A citizen of India pleaded guilty today to operating a fraud scheme in which he used Facebook and WhatsApp to scam people seeking to purchase United States visas.
According to court documents, Kanwar Sarabjit Singh (aka Sandy Singh), 51, a lawful permanent resident, used Facebook and WhatsApp to falsely represent himself as an employee of the U.S. Department of Homeland Security (DHS) who worked in the U.S. Immigration and Naturalization Service and who could obtain genuine United States visas in exchange for a fee of $3,000 to $4,000. As part of his scheme, Singh created a fake photo identification document purporting to be from DHS, which he emailed to others in an effort to show that he was, in fact, able to obtain United States immigration documents.
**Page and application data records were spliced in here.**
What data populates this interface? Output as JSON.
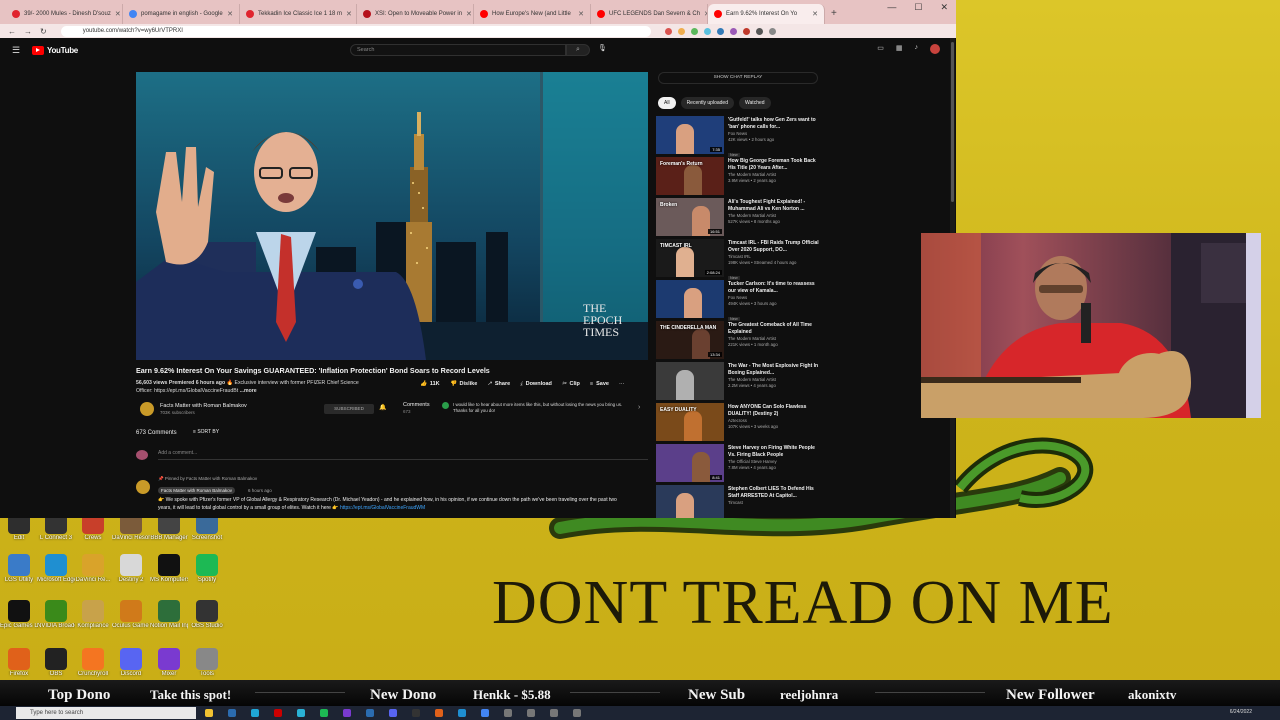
{
  "browser": {
    "tabs": [
      {
        "title": "39/- 2000 Mules - Dinesh D'souz",
        "color": "#e0242e"
      },
      {
        "title": "pomagame in english - Google",
        "color": "#4285f4"
      },
      {
        "title": "Tekkadin Ice Classic Ice 1 18 m",
        "color": "#e0242e"
      },
      {
        "title": "XSI: Open to Moveable Power in",
        "color": "#b5111b"
      },
      {
        "title": "How Europe's New (and Little",
        "color": "#ff0000"
      },
      {
        "title": "UFC LEGENDS Dan Severn & Ch",
        "color": "#ff0000"
      },
      {
        "title": "Earn 9.62% Interest On Yo",
        "color": "#ff0000",
        "active": true
      }
    ],
    "new_tab": "+",
    "controls": {
      "minimize": "—",
      "maximize": "☐",
      "close": "✕"
    },
    "url": "youtube.com/watch?v=wy6UrVTPRXI",
    "nav": {
      "back": "←",
      "forward": "→",
      "reload": "↻"
    }
  },
  "youtube": {
    "logo": "YouTube",
    "search_placeholder": "Search",
    "search_icon": "⌕",
    "mic_icon": "🎙",
    "video": {
      "watermark_line1": "THE",
      "watermark_line2": "EPOCH",
      "watermark_line3": "TIMES",
      "title": "Earn 9.62% Interest On Your Savings GUARANTEED: 'Inflation Protection' Bond Soars to Record Levels",
      "views": "56,603 views",
      "premiered": "Premiered 6 hours ago",
      "exclusive": "🔥 Exclusive interview with former PFIZER Chief Science",
      "officer": "Officer:",
      "officer_link": "https://ept.ms/GlobalVaccineFraudBt",
      "more": "...more",
      "actions": {
        "like": "11K",
        "dislike": "Dislike",
        "share": "Share",
        "download": "Download",
        "clip": "Clip",
        "save": "Save",
        "more": "···"
      }
    },
    "channel": {
      "name": "Facts Matter with Roman Balmakov",
      "subs": "703K subscribers",
      "subscribe": "SUBSCRIBED",
      "bell": "🔔"
    },
    "comments_teaser": {
      "header": "Comments",
      "count": "673",
      "text": "I would like to hear about more items like this, but without losing the news you bring us. Thanks for all you do!",
      "chevron": "›"
    },
    "comments": {
      "count": "673 Comments",
      "sort": "SORT BY",
      "add_placeholder": "Add a comment...",
      "pinned": "Pinned by Facts Matter with Roman Balmakov",
      "author": "Facts Matter with Roman Balmakov",
      "time": "6 hours ago",
      "body": "👉 We spoke with Pfizer's former VP of Global Allergy & Respiratory Research (Dr. Michael Yeadon) - and he explained how, in his opinion, if we continue down the path we've been traveling over the past two years, it will lead to total global control by a small group of elites. Watch it here 👉",
      "body_link": "https://ept.ms/GlobalVaccineFraudWM"
    },
    "sidebar": {
      "chat_replay": "SHOW CHAT REPLAY",
      "chips": [
        "All",
        "Recently uploaded",
        "Watched"
      ],
      "items": [
        {
          "title": "'Gutfeld!' talks how Gen Zers want to 'ban' phone calls for...",
          "channel": "Fox News",
          "views": "42K views • 2 hours ago",
          "badge": "New",
          "duration": "7:35",
          "thumb_bg": "#1f3e7a",
          "thumb_text": ""
        },
        {
          "title": "How Big George Foreman Took Back His Title (20 Years After...",
          "channel": "The Modern Martial Artist",
          "views": "3.9M views • 2 years ago",
          "badge": "",
          "duration": "",
          "thumb_bg": "#5a2018",
          "thumb_text": "Foreman's Return"
        },
        {
          "title": "Ali's Toughest Fight Explained! - Muhammad Ali vs Ken Norton ...",
          "channel": "The Modern Martial Artist",
          "views": "527K views • 8 months ago",
          "badge": "",
          "duration": "16:51",
          "thumb_bg": "#6b5a5a",
          "thumb_text": "Broken"
        },
        {
          "title": "Timcast IRL - FBI Raids Trump Official Over 2020 Support, DO...",
          "channel": "Timcast IRL",
          "views": "198K views • Streamed 4 hours ago",
          "badge": "New",
          "duration": "2:08:24",
          "thumb_bg": "#1a1a1a",
          "thumb_text": "TIMCAST IRL"
        },
        {
          "title": "Tucker Carlson: It's time to reassess our view of Kamala...",
          "channel": "Fox News",
          "views": "494K views • 3 hours ago",
          "badge": "New",
          "duration": "",
          "thumb_bg": "#1c3a70",
          "thumb_text": ""
        },
        {
          "title": "The Greatest Comeback of All Time Explained",
          "channel": "The Modern Martial Artist",
          "views": "221K views • 1 month ago",
          "badge": "",
          "duration": "13:34",
          "thumb_bg": "#2a1a14",
          "thumb_text": "THE CINDERELLA MAN"
        },
        {
          "title": "The War - The Most Explosive Fight In Boxing Explained...",
          "channel": "The Modern Martial Artist",
          "views": "2.2M views • 4 years ago",
          "badge": "",
          "duration": "",
          "thumb_bg": "#3a3a3a",
          "thumb_text": ""
        },
        {
          "title": "How ANYONE Can Solo Flawless DUALITY! (Destiny 2)",
          "channel": "Aztecross",
          "views": "107K views • 3 weeks ago",
          "badge": "",
          "duration": "",
          "thumb_bg": "#7a4a1a",
          "thumb_text": "EASY DUALITY"
        },
        {
          "title": "Steve Harvey on Firing White People Vs. Firing Black People",
          "channel": "The Official Steve Harvey",
          "views": "7.8M views • 4 years ago",
          "badge": "",
          "duration": "8:41",
          "thumb_bg": "#5b3f8a",
          "thumb_text": ""
        },
        {
          "title": "Stephen Colbert LIES To Defend His Staff ARRESTED At Capitol...",
          "channel": "Timcast",
          "views": "",
          "badge": "",
          "duration": "",
          "thumb_bg": "#2a3a5a",
          "thumb_text": ""
        }
      ]
    }
  },
  "desktop": {
    "motto": "DONT TREAD ON ME",
    "icons": [
      {
        "label": "Edit",
        "color": "#2e2e2e"
      },
      {
        "label": "L Connect 3",
        "color": "#333"
      },
      {
        "label": "Crews",
        "color": "#c83f2a"
      },
      {
        "label": "DaVinci Resolve",
        "color": "#7b5b3a"
      },
      {
        "label": "BBB Manager",
        "color": "#444"
      },
      {
        "label": "Screenshot",
        "color": "#3a6a9a"
      },
      {
        "label": "LGS Utility",
        "color": "#3a7bc8"
      },
      {
        "label": "Microsoft Edge",
        "color": "#1f8fd1"
      },
      {
        "label": "DaVinci Re...",
        "color": "#d9a32a"
      },
      {
        "label": "Destiny 2",
        "color": "#d8d8d8"
      },
      {
        "label": "MS Komputers",
        "color": "#111"
      },
      {
        "label": "Spotify",
        "color": "#1db954"
      },
      {
        "label": "Epic Games Launcher",
        "color": "#111"
      },
      {
        "label": "NVIDIA Broadcast",
        "color": "#3a8a1a"
      },
      {
        "label": "Kompliance",
        "color": "#c8a24a"
      },
      {
        "label": "Oculus Game Manager",
        "color": "#d07a1a"
      },
      {
        "label": "Notion Mail Input",
        "color": "#2d6e3a"
      },
      {
        "label": "OBS Studio",
        "color": "#333"
      },
      {
        "label": "Firefox",
        "color": "#e0611a"
      },
      {
        "label": "OBS",
        "color": "#222"
      },
      {
        "label": "Crunchyroll",
        "color": "#f47521"
      },
      {
        "label": "Discord",
        "color": "#5865f2"
      },
      {
        "label": "Mixer",
        "color": "#7a3ad0"
      },
      {
        "label": "Tools",
        "color": "#888"
      }
    ]
  },
  "overlay": {
    "top_dono_label": "Top Dono",
    "top_dono_value": "Take this spot!",
    "new_dono_label": "New Dono",
    "new_dono_value": "Henkk - $5.88",
    "new_sub_label": "New Sub",
    "new_sub_value": "reeljohnra",
    "new_follower_label": "New Follower",
    "new_follower_value": "akonixtv"
  },
  "taskbar": {
    "search_placeholder": "Type here to search",
    "clock": "6/24/2022",
    "apps": [
      "#f1c232",
      "#2b6cb0",
      "#1fa7d6",
      "#cc0000",
      "#2ab2d6",
      "#1db954",
      "#7a3ad0",
      "#2b6cb0",
      "#5865f2",
      "#333",
      "#e0611a",
      "#1f8fd1",
      "#4285f4",
      "#777",
      "#777",
      "#777",
      "#777"
    ]
  }
}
Singh instructed individuals seeking immigration documents to email him passport photographs, copies of their passports and other personally identifying information and to send him money via overnight delivery service or by wire transfer. After receiving these documents and the requested fee up front, Singh created and emailed fake letters purporting to be from the U.S. Embassy in New Delhi, India, which falsely represented that there was an appointment to pick up the requested visa documents. Many of Singh’s victims resided overseas and were impoverished.
In addition to this visa fraud scheme, Singh also admitted to engaging in an investment fraud scheme in Pigeon Forge, Tennessee, in 2012, in which he defrauded approximately 22 investors of approximately $340,000. Singh gained the trust of a local pastor and his church, including elderly members, and falsely represented to them that he owned a small company in India that provided labor for services, including data entry, to two large, international companies and that for a small, up-front investment, they would see a large return on their money.